[[ DATA TO EXAMINE, beginning ]]
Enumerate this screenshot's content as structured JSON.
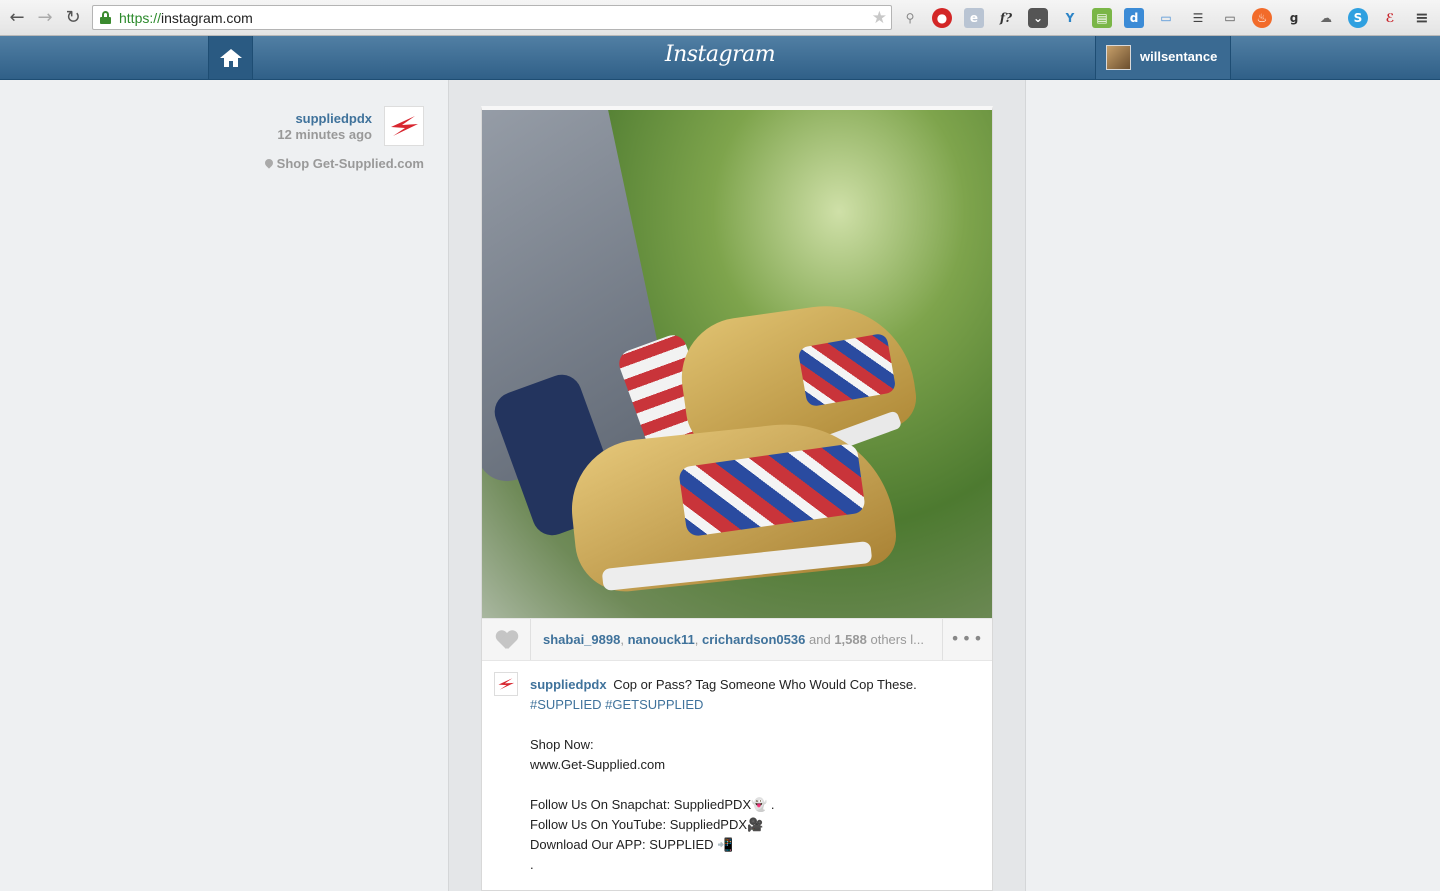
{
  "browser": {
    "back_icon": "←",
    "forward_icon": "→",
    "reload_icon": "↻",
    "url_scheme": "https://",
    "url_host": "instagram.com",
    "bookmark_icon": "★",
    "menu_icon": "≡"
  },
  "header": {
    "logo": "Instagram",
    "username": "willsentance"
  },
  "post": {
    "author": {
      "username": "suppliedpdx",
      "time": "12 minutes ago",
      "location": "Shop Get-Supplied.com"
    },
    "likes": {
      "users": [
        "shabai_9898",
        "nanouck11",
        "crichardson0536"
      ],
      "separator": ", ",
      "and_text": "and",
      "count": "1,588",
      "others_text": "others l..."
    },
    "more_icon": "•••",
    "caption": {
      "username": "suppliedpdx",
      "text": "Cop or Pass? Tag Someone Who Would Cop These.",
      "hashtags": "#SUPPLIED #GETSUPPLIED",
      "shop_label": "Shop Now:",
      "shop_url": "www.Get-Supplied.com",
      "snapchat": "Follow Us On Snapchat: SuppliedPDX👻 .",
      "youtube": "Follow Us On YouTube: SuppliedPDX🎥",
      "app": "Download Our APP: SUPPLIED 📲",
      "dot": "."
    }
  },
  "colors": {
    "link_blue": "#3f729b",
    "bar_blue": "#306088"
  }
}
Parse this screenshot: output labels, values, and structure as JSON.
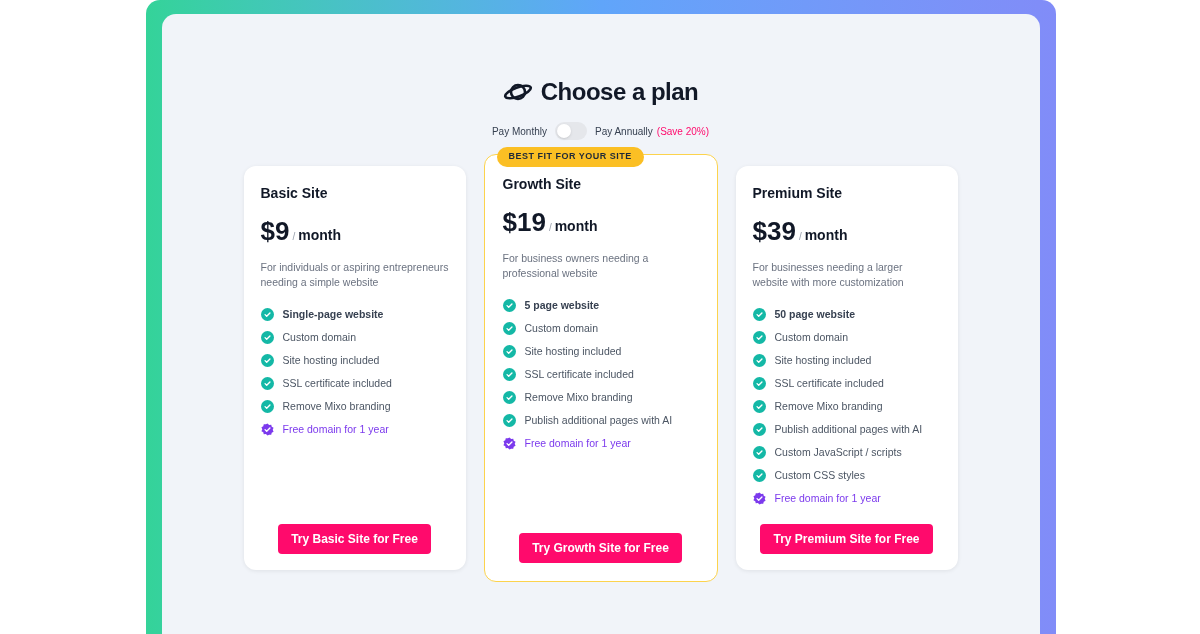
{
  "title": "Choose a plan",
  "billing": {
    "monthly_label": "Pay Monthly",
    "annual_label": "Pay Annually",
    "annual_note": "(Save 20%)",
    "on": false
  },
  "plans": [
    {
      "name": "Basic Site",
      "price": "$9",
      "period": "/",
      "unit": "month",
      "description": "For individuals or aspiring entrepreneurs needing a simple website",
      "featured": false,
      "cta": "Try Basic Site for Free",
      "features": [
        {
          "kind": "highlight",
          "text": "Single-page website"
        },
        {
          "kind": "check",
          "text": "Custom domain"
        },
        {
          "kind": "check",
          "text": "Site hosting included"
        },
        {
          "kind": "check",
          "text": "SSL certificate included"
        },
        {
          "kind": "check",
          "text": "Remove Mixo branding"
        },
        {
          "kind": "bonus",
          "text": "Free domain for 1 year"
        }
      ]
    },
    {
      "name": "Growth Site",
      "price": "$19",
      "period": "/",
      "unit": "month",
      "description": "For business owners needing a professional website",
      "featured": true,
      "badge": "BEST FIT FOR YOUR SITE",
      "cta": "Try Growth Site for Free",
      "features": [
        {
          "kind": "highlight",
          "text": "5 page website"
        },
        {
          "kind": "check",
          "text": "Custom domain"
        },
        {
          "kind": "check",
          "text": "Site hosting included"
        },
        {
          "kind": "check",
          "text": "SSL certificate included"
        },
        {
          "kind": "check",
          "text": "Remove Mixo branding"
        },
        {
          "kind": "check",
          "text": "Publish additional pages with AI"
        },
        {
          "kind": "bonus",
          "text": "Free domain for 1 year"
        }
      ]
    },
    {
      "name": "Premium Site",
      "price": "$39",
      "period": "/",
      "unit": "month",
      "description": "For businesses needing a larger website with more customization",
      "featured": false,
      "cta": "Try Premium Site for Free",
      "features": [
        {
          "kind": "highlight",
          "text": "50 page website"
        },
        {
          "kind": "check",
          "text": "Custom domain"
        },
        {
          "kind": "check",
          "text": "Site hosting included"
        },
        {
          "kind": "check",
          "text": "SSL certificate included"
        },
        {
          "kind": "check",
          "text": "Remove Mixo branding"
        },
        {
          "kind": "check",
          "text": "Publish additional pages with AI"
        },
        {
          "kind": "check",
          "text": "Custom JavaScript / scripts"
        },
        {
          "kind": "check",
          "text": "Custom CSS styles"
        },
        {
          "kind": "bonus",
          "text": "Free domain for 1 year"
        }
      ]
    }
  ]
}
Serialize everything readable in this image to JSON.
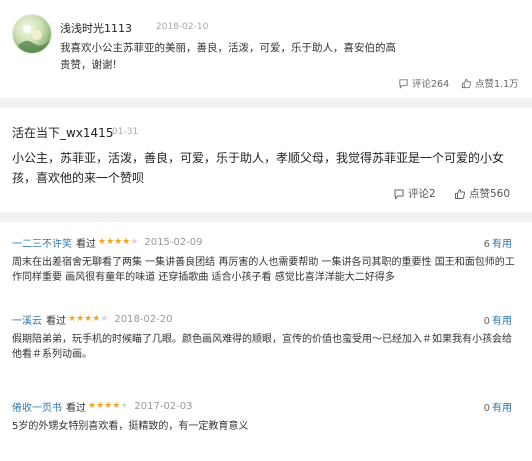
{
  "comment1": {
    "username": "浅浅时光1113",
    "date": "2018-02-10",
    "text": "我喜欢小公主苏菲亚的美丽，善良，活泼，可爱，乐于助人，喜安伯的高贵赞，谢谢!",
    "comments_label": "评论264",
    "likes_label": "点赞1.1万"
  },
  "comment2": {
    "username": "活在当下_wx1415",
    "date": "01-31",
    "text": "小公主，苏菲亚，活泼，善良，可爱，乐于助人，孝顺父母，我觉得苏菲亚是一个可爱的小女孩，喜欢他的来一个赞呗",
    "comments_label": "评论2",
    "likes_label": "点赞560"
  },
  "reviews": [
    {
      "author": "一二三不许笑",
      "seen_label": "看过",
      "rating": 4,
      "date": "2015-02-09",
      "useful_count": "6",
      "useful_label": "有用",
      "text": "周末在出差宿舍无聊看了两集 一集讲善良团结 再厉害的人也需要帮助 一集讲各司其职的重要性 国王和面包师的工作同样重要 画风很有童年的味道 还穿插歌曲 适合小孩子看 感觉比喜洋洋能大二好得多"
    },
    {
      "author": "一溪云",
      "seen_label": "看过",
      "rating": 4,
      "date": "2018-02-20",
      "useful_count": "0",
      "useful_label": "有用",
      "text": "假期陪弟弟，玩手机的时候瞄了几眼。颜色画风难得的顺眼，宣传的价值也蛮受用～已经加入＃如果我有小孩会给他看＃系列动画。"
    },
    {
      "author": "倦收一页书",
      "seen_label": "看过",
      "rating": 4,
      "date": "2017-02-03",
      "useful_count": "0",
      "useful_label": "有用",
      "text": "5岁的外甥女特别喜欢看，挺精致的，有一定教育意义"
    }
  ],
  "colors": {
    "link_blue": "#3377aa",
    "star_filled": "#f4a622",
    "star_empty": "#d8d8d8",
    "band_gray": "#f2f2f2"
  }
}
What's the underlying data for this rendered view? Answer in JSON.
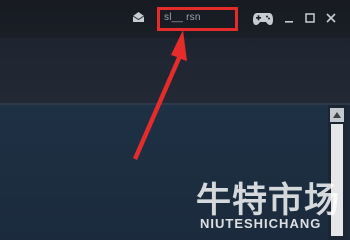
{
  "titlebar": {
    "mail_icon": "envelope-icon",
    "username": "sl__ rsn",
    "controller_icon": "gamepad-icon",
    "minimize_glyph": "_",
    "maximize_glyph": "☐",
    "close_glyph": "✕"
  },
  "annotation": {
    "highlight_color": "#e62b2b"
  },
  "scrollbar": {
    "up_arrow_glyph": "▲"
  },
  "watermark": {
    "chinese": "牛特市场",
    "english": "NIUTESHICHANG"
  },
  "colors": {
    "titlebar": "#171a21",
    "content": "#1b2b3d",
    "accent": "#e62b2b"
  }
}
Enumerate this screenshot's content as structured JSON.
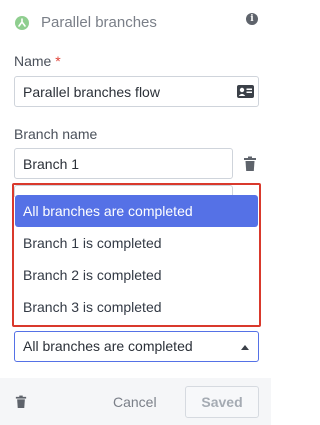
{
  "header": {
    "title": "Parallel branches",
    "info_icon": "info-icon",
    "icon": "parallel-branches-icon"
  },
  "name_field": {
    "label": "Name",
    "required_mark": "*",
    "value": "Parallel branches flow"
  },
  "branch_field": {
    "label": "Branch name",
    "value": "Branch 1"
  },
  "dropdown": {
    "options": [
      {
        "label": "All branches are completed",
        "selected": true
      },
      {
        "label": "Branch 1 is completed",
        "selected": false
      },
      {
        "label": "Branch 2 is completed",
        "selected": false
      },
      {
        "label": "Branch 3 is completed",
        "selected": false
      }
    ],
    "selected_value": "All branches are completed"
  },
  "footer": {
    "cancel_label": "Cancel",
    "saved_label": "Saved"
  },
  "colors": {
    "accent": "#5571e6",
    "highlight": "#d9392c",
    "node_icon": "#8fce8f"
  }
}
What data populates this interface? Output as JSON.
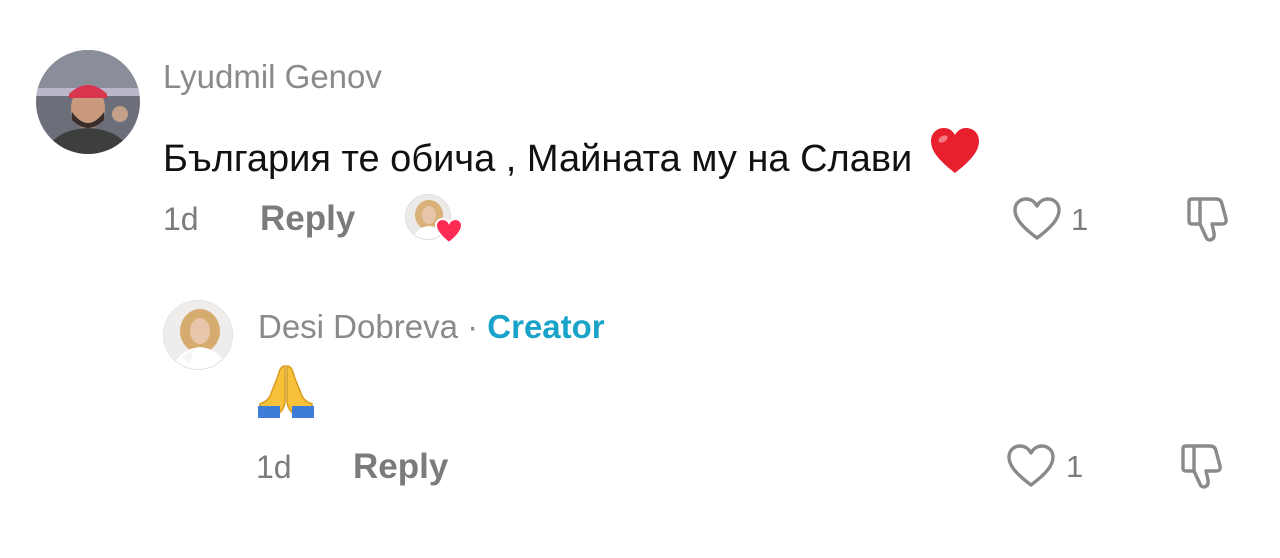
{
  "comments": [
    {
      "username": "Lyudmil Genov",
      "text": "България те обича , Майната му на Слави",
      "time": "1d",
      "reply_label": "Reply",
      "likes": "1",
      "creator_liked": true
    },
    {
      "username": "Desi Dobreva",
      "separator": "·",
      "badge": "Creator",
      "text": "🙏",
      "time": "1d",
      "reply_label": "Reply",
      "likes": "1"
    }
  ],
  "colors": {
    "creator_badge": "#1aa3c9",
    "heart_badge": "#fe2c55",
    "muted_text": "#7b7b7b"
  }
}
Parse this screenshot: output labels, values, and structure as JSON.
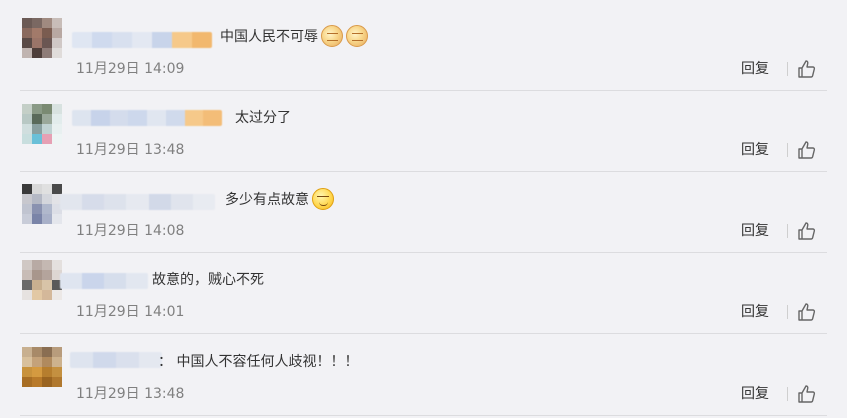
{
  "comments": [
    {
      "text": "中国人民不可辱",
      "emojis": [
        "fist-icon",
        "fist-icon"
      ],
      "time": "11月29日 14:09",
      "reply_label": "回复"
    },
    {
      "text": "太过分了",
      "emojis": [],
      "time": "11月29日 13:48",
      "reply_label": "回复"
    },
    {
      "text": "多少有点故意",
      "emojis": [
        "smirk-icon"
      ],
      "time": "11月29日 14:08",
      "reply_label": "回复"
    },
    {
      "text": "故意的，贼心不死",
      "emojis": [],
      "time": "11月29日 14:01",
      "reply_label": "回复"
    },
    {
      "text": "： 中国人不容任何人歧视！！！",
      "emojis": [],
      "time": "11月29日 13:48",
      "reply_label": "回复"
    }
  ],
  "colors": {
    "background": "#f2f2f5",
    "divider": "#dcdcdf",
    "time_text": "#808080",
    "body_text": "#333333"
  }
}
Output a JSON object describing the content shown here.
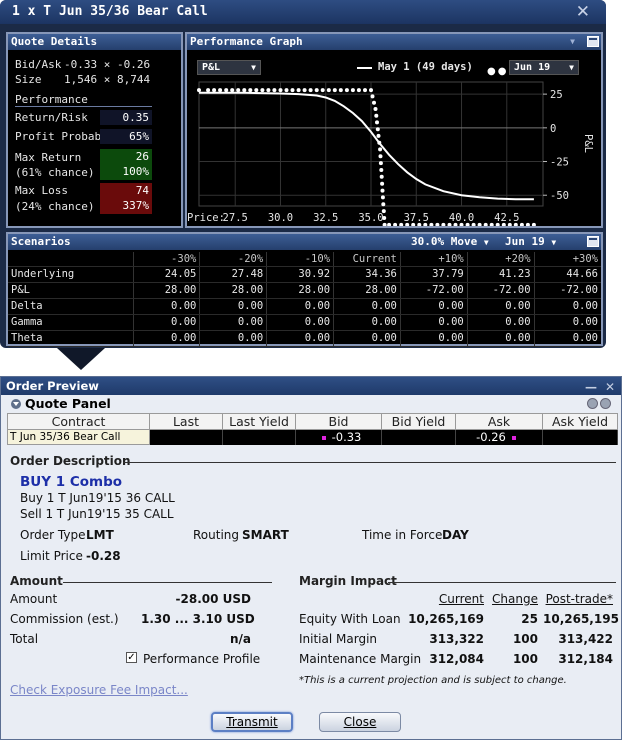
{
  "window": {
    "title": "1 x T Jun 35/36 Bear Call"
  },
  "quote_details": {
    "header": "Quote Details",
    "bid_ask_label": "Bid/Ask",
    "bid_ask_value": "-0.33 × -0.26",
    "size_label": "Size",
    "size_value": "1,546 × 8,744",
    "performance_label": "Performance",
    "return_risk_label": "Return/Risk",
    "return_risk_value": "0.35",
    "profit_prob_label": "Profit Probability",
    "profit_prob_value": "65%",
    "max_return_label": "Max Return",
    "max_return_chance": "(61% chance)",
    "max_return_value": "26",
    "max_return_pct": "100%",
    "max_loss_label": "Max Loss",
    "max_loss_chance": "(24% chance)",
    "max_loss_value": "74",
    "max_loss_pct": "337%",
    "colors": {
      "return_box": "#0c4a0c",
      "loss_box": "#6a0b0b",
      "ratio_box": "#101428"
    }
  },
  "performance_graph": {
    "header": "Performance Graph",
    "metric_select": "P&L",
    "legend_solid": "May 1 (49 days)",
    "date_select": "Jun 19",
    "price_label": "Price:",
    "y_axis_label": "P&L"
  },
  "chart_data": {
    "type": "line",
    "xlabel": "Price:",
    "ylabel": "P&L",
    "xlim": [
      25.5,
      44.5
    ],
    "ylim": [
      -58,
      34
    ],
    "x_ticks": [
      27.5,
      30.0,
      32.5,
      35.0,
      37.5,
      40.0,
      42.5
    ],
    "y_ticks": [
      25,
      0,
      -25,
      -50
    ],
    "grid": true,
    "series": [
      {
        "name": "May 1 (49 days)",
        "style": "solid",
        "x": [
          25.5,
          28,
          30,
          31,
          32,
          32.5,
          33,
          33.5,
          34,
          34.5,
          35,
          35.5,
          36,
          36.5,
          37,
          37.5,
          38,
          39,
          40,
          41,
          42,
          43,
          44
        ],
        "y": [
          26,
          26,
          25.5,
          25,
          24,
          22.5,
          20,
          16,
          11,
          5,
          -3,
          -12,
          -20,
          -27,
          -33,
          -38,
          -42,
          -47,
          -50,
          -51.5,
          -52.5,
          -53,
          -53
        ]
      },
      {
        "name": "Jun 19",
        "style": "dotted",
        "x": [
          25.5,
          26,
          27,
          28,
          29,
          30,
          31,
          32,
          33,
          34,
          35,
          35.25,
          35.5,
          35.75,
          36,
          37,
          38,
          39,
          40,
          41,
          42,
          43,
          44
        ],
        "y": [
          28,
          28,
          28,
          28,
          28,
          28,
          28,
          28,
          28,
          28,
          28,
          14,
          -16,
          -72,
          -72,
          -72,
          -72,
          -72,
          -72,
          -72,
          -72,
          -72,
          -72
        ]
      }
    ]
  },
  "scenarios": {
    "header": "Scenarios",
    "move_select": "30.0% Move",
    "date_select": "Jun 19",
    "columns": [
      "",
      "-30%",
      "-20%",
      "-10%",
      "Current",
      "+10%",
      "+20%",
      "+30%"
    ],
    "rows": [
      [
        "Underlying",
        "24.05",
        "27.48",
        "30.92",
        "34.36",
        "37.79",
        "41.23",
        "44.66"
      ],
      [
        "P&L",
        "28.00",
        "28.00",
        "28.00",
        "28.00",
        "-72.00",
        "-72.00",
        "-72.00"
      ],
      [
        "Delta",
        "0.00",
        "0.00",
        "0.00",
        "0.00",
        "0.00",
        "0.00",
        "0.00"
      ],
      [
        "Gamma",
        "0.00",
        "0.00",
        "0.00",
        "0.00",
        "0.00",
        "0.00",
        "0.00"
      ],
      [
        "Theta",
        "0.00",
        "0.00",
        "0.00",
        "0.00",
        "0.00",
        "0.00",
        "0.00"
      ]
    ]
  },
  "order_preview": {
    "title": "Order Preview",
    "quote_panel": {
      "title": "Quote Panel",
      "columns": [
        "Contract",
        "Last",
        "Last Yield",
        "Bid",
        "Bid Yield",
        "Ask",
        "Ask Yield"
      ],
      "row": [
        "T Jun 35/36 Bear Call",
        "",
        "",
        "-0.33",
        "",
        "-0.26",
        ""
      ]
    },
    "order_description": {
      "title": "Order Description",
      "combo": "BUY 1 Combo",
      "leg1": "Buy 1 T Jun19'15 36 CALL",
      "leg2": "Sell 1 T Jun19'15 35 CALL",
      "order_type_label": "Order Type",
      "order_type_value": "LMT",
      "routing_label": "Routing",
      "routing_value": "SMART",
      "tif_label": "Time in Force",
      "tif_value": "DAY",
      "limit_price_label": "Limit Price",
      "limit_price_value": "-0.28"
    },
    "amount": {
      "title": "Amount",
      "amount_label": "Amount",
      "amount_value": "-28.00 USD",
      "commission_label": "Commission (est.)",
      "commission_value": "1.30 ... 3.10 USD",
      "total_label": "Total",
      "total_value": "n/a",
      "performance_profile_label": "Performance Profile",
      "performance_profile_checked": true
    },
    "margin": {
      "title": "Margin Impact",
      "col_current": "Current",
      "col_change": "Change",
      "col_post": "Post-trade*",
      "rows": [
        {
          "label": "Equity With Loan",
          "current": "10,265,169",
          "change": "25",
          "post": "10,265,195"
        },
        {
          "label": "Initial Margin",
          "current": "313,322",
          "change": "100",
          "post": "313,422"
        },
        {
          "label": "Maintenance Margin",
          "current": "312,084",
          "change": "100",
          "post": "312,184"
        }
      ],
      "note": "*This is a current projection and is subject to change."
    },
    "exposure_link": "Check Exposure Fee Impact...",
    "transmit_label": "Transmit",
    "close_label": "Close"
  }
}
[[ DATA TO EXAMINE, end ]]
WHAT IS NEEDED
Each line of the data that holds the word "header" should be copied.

SOLUTION FOR THIS TASK
  "header": {
  "header": {
    "header": "Quote Details",
    "header": "Performance Graph",
    "header": "Scenarios",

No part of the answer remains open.